There are times when the best workout is no workout. Today’s post will discuss the importance of rest and active recovery as a strategic part of your fitness regimen. If you’ve read a Beachbody fitness guide you’ve seen rest days on your schedule, and probably recovery weeks, too. These aren’t just there for beginners. We all need rest and, as a general rule, the harder you train the more rest you need.
To begin, here’s an old article titled Recovery 101 that I wrote back in Beachbody’s infancy (it’s newsletter 58, so probably 2002). The news references are dated but the subject matter hasn’t changed in a decade.
Rest is a vital part of any fitness program. Of course, you’ve got to do the work in order to validate this point, but lack of rest can be just as harmful as lack of exercise. While the latter leads to a much more obvious result, obesity, the former will lead to less noticeable–yet every bit as damaging—problems, such as chronic fatigue syndrome. These examples are the extreme ends of the spectrum. In the middle lies the far subtler and exceedingly frustrating condition, known as the plateau.
After a brief analysis of the physiology of recovery it concludes with some strategies to speed up your recovery, including hot/cold showers, one of my personal favorites. You might want to bookmark this for your reference library.
Next we have nutritional considerations, covered in an article I wrote a few years later, which goes into more depth on both fronts, fitness and nutrition:

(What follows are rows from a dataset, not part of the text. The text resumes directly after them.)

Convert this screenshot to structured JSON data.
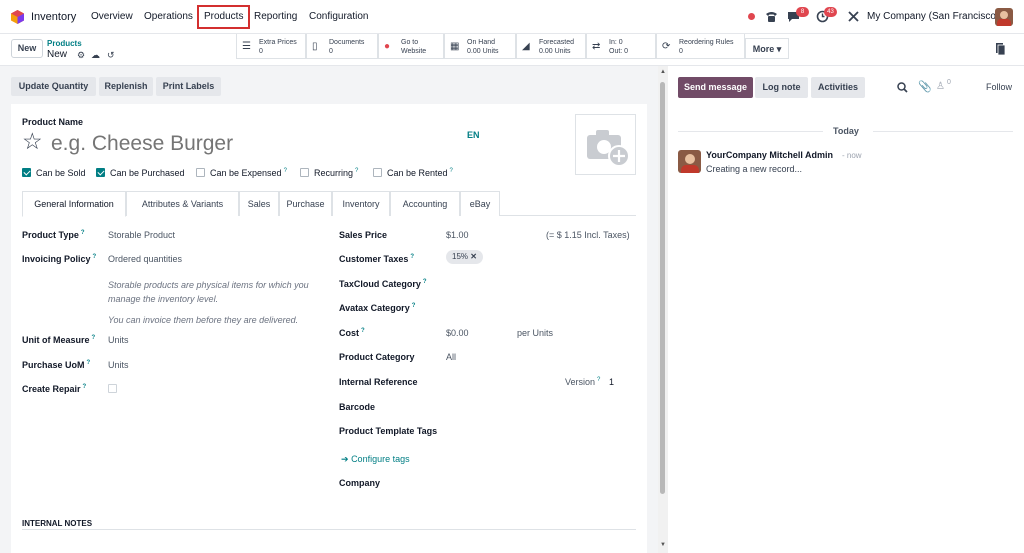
{
  "topbar": {
    "app_name": "Inventory",
    "menu": [
      "Overview",
      "Operations",
      "Products",
      "Reporting",
      "Configuration"
    ],
    "active_menu": "Products",
    "chat_badge": "8",
    "activity_badge": "43",
    "company": "My Company (San Francisco)"
  },
  "control": {
    "new_label": "New",
    "breadcrumb_parent": "Products",
    "breadcrumb_current": "New",
    "smart_buttons": [
      {
        "icon": "list-icon",
        "l1": "Extra Prices",
        "l2": "0"
      },
      {
        "icon": "document-icon",
        "l1": "Documents",
        "l2": "0"
      },
      {
        "icon": "globe-icon",
        "l1": "Go to",
        "l2": "Website"
      },
      {
        "icon": "cubes-icon",
        "l1": "On Hand",
        "l2": "0.00 Units"
      },
      {
        "icon": "area-chart-icon",
        "l1": "Forecasted",
        "l2": "0.00 Units"
      },
      {
        "icon": "exchange-icon",
        "l1": "In: 0",
        "l2": "Out: 0"
      },
      {
        "icon": "refresh-icon",
        "l1": "Reordering Rules",
        "l2": "0"
      }
    ],
    "more_label": "More"
  },
  "actions": [
    "Update Quantity",
    "Replenish",
    "Print Labels"
  ],
  "form": {
    "product_name_label": "Product Name",
    "name_placeholder": "e.g. Cheese Burger",
    "lang": "EN",
    "checkboxes": [
      {
        "label": "Can be Sold",
        "checked": true
      },
      {
        "label": "Can be Purchased",
        "checked": true
      },
      {
        "label": "Can be Expensed",
        "checked": false,
        "help": true
      },
      {
        "label": "Recurring",
        "checked": false,
        "help": true
      },
      {
        "label": "Can be Rented",
        "checked": false,
        "help": true
      }
    ],
    "tabs": [
      "General Information",
      "Attributes & Variants",
      "Sales",
      "Purchase",
      "Inventory",
      "Accounting",
      "eBay"
    ],
    "active_tab": "General Information",
    "left": {
      "product_type_label": "Product Type",
      "product_type_value": "Storable Product",
      "invoicing_policy_label": "Invoicing Policy",
      "invoicing_policy_value": "Ordered quantities",
      "note1": "Storable products are physical items for which you manage the inventory level.",
      "note2": "You can invoice them before they are delivered.",
      "uom_label": "Unit of Measure",
      "uom_value": "Units",
      "purchase_uom_label": "Purchase UoM",
      "purchase_uom_value": "Units",
      "create_repair_label": "Create Repair"
    },
    "right": {
      "sales_price_label": "Sales Price",
      "sales_price_value": "$1.00",
      "incl_taxes": "(= $ 1.15 Incl. Taxes)",
      "customer_taxes_label": "Customer Taxes",
      "tax_tag": "15%",
      "taxcloud_label": "TaxCloud Category",
      "avatax_label": "Avatax Category",
      "cost_label": "Cost",
      "cost_value": "$0.00",
      "per_units": "per Units",
      "category_label": "Product Category",
      "category_value": "All",
      "internal_ref_label": "Internal Reference",
      "version_label": "Version",
      "version_value": "1",
      "barcode_label": "Barcode",
      "tags_label": "Product Template Tags",
      "configure_tags": "Configure tags",
      "company_label": "Company"
    },
    "internal_notes": "INTERNAL NOTES"
  },
  "chatter": {
    "send_message": "Send message",
    "log_note": "Log note",
    "activities": "Activities",
    "follower_count": "0",
    "follow": "Follow",
    "day": "Today",
    "author": "YourCompany Mitchell Admin",
    "time": "- now",
    "body": "Creating a new record..."
  }
}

When it comes to eating for exercise, the most important time slot is immediately after your workout. Your body will only store up enough glycogen (blood sugar from carbohydrates) to get you through about an hour or so of hard exercise. At the end of a workout, our glycogen stores tend to be extinguished and need to be replenished. The quicker we can replenish these, the faster we will recover.
Since protein makes up muscle tissue and muscle tissue is what’s broken down during exercise, it makes sense to think we need to consume protein after a workout. But this isn’t how the process works. Protein is absorbed by the body very slowly, whereas sugar is utilized very rapidly. The longer it takes to get nutrients after a workout the slower our bodies are able to recover.
There’s a typo in the first paragraph (looks like an attempt at clarification that went awry) in that it’s glycogen, which is stored in your muscles, and blood sugar (glucose) but it doesn’t change the message whatsoever. We have a limited supply of energy to train hard and when it’s gone, the quicker we replenish it the faster we recover.
history’s greatest riders relaxing at le tour. “the tour is won in bed,” said eddie merckx, on right
One thing neither article explains too well is that we don’t always know when we need to rest or push through pain. No matter how meticulously we listen to our body, record performance, and thoroughly plan our schedule our bodies, at times, will have other ideas about how much rest is enough. In a blog post from 2009 titles When Not To Bring It, I go into some depth,
There are times when you shouldn’t train. Most programs and trainers tell you what to do and when to do it, but we’re all different. And human. And therefore subject to the laws of physiology. “No pain, no gain” aside, there are times when the smart move is to skip your scheduled workout. Yesterday, for me, was one of those days.
The article begins and ends with an anecdote that is not uncommon. In fact, searching for it I found 7 pages of posts written by me concerning recovery. It’s a very important topic. As for the anecdote, well, I’ve got another, which just happened to me on Sunday.
iris and finnegan not buying my claim of rest day
I didn’t think I needed rest because I haven’t been training very hard. I have been training a lot, probably daily, for quite a long time with neither rest days or planned recovery periods. Since I do a ton (at least half of my training days) of active rest days I can often sustain a “no plan” period for a very long time.
My definition of active rest, however, can be a little bit absurd. If I hike or ride in the mountains with the dogs for 3 hours—usually racking up thousands of feet of elevation change—I call it active rest. Sometimes it is but there are certainly times I push it too far and it’s not. I don’t always take notes (I should though).
Anyways, I’d been sleeping poorly lately (hello, first sign of overtraining!), traveling a ton for work (um, dude, that includes stress—one of the biggest factors around recovery), and had just come off a 5 sport day where I did two mtn bike rides, some hiking, easy climbing, running, and a T25 workout (but I never went hard, in my mind). So why was I surprised when Sunday’s long ride from Park City to SLC over the Wasatch on my single speed completely sucked? I had absolutely nothing in the tank. I couldn’t bonk because I started already bonked. I couldn’t get my heart rate up, had to walking anything remotely steep, and all-in-all barely made it home. At which I, after all my years of experience, was surprised until I thought the whole thing through.
Overtraining is difficult to understand. It’s insidious in its effect. We always want to believe we can handle whatever it is that we are doing. We’re trained, by society, to think we can always do more and that physical shortcomings are from lack of effort. Too much effort is rarely mentioned. Yet at a conference of athletes once a speaker began his address with, “You’re all triathletes. That means 95% of you are overtrained right now.”
Your body needs rest in order to get fitter. Consider that fact each and every day.